Conchita Wurst was certainly not the worst contestant at Eurovision and won the song competition representing Austria with 290 points. The talented vocalist Thomas Neuwirth adopted the persona of Conchita, a bearded drag queen as a form of expression against homophobic and xenophobic European political leaders. The outpour of support and acceptance from countries participating in Eurovision for an openly gay and genderqueer contestant undoubtedly helped propel Conchita to victory.
Eurovision is “an annual song competition held among the member countries of the European Broadcasting Union (EBU),” (Wikepedia) which functions through “each member country submitting a song to be performed on live television and radio and then casts votes for the other countries’ songs to determine the most popular song in the competition.”
Since beginning 56 years ago, Eurovision has always displayed undertones of social and political conflicts among participating countries, now evident in Russia’s association with homophobia because of leader Vladimir Putin’s strong stance against homosexuality.

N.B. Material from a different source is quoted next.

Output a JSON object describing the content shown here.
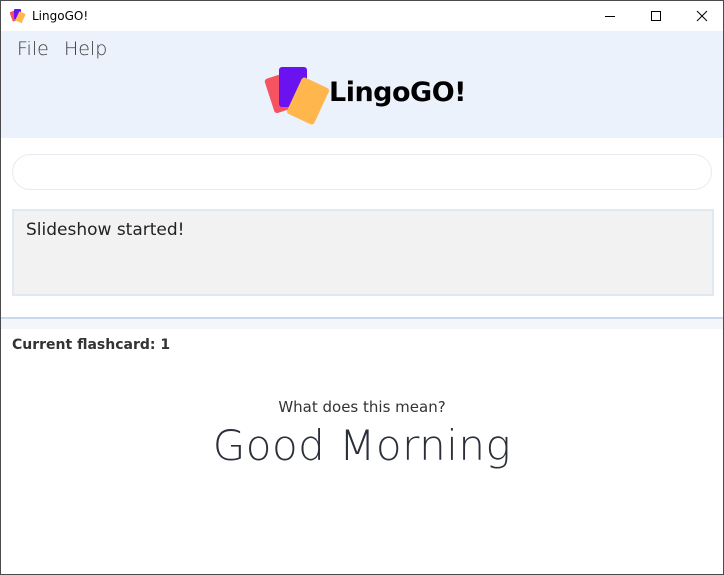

In response, contestants mocked Putin with a heavy display of LGBTQ PDA and protest inspired outfits, performances and song choices. Audience members would also boo Russian performers and consistently refuse to vote in their favor.

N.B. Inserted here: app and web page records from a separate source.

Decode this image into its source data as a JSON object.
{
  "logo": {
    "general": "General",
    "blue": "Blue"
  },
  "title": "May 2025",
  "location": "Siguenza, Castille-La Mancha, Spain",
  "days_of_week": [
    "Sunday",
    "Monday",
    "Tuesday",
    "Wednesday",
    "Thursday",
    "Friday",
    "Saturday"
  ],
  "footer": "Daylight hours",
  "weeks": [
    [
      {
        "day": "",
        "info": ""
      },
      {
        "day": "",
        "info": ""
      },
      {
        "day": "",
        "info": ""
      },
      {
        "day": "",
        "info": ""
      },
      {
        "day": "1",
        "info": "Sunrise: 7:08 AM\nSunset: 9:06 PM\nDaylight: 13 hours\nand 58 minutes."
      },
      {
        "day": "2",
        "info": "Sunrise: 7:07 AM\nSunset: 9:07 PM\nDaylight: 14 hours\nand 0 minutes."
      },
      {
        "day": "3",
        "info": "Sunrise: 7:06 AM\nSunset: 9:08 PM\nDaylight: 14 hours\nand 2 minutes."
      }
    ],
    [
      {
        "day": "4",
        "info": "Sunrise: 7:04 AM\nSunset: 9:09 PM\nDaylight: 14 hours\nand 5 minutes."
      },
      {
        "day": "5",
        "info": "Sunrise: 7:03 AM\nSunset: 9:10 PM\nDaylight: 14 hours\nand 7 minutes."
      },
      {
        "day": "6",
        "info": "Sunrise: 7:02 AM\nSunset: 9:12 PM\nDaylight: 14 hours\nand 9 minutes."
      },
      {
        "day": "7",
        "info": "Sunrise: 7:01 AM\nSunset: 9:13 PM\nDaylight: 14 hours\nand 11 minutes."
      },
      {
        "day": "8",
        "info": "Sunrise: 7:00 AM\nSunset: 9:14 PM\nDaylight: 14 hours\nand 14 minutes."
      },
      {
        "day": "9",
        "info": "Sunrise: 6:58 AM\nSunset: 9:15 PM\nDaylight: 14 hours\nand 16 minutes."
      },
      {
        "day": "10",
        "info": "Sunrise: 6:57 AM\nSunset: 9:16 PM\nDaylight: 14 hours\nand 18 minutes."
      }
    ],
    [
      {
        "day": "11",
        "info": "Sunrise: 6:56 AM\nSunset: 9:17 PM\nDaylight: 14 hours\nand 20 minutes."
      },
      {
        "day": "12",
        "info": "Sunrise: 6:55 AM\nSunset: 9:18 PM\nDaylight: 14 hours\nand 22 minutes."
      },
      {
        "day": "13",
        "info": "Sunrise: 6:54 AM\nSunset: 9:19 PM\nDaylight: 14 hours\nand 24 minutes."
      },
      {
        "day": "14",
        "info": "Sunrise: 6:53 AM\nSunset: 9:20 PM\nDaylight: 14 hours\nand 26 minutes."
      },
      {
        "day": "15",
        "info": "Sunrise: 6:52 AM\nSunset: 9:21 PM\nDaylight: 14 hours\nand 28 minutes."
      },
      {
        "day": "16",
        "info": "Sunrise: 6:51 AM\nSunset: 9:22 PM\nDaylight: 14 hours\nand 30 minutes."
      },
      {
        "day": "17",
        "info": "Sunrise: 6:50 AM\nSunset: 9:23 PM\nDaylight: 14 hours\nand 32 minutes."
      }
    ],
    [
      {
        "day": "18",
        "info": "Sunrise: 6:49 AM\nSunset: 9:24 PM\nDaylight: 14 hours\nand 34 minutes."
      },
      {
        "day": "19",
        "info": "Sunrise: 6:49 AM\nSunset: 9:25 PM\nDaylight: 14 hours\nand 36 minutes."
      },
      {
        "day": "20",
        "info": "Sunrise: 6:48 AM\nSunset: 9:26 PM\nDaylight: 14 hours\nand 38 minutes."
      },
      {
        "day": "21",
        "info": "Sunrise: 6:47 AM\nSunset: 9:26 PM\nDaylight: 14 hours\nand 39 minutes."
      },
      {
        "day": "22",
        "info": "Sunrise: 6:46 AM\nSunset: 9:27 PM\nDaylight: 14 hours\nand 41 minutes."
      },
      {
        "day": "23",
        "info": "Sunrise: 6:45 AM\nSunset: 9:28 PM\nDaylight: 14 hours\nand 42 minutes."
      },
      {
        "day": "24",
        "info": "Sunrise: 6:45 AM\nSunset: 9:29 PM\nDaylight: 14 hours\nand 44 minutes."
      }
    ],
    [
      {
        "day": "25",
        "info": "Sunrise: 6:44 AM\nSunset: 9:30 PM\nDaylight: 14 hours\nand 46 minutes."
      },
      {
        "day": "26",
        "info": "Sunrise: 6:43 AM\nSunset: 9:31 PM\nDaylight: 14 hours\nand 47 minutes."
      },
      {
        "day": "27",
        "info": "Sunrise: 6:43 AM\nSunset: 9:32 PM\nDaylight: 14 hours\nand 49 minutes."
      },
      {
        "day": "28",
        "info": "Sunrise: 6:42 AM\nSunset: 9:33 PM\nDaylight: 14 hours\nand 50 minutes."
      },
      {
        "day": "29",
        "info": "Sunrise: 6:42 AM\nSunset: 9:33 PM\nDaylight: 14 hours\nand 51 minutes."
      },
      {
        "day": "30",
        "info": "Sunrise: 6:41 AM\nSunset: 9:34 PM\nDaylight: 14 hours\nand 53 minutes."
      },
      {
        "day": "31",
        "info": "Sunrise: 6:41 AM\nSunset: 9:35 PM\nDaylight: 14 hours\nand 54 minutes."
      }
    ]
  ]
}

However, unlike the booers, Conchita Wurst did not show contempt towards his Russian competitors.
Conchita succeeded in shattering the contentious nature of performing as an openly gay drag queen in Europe’s difficult political climate. Neuwirth’s confidence to don a beard and dress defy the expectations of a successful and binary-gendered performer. Conchita uses her voice, in interviews as well as in performances, as a means to positively represent the LGBTQ community.

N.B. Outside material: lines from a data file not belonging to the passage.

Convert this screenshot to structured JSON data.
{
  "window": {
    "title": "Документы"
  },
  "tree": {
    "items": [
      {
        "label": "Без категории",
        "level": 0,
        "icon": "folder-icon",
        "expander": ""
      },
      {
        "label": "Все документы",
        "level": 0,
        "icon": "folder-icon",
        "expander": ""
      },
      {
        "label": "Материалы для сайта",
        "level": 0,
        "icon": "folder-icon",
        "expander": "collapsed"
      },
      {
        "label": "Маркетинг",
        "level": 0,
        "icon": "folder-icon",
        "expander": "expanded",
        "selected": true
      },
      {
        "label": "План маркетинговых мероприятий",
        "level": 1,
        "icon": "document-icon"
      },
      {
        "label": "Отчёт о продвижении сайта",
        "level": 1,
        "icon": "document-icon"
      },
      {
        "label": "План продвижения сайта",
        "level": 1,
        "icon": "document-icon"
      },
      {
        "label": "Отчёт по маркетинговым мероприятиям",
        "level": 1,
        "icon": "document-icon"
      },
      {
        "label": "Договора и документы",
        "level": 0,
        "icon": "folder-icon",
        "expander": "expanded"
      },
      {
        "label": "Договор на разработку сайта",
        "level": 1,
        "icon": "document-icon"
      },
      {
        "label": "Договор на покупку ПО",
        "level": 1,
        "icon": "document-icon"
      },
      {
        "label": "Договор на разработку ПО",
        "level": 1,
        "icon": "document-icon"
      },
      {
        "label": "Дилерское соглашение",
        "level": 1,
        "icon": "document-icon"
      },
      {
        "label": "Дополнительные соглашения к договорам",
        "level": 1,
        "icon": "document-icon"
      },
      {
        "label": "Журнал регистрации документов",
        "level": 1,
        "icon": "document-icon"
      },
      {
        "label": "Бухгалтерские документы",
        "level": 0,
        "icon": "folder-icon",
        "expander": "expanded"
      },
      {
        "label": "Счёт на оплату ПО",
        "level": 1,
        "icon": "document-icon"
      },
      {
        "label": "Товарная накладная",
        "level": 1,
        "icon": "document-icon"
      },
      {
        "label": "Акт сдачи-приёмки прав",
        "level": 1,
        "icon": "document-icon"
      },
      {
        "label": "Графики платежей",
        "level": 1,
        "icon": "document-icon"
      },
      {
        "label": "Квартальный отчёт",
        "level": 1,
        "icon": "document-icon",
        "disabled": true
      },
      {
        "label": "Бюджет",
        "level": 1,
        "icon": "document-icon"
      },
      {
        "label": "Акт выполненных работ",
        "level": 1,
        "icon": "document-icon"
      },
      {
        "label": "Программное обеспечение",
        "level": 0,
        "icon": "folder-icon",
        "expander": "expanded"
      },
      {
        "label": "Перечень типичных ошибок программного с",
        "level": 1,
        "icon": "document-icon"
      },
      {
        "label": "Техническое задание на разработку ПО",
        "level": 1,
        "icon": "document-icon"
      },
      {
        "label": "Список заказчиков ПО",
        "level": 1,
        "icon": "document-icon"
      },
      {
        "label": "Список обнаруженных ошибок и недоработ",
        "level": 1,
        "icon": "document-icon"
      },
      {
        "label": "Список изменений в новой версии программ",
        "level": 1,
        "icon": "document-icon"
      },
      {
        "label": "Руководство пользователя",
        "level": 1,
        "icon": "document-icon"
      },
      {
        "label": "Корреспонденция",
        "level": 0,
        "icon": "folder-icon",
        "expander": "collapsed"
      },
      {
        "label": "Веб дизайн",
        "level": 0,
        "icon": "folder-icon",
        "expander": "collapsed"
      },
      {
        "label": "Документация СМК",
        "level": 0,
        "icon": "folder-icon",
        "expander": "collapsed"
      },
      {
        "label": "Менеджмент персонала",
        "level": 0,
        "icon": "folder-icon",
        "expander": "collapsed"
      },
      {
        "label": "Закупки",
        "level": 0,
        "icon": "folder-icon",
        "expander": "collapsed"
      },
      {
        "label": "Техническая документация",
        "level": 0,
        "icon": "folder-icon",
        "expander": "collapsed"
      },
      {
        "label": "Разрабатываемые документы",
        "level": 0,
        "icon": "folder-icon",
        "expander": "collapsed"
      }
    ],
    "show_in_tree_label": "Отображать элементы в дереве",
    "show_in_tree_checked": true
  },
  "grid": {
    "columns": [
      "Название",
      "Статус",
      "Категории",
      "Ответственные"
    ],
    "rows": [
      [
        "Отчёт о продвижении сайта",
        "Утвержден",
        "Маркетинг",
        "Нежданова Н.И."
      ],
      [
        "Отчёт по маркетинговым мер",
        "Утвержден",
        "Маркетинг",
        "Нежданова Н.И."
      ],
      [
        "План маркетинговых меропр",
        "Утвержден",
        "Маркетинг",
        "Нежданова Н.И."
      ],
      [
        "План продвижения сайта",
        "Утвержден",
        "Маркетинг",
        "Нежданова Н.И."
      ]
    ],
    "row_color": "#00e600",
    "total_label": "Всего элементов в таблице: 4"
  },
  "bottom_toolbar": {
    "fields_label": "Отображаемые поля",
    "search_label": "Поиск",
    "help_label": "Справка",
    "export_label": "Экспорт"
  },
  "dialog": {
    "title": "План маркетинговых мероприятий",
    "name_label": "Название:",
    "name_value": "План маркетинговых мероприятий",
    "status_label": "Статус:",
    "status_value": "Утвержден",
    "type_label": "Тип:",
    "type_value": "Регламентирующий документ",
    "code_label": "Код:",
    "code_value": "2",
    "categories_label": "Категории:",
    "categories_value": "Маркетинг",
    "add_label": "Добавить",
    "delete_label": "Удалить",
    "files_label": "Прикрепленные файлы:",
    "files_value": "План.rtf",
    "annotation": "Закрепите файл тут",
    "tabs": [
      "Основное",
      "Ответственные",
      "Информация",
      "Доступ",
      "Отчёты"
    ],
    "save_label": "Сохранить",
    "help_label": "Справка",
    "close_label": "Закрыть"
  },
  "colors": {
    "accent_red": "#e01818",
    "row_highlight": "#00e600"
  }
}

Conchita’s win sets an inspirational precedence that talent can overcome societal barriers. She proves that other drag performers, openly LGBTQ peoples and those with socially unconventional differences have the ability to overcome discrimination.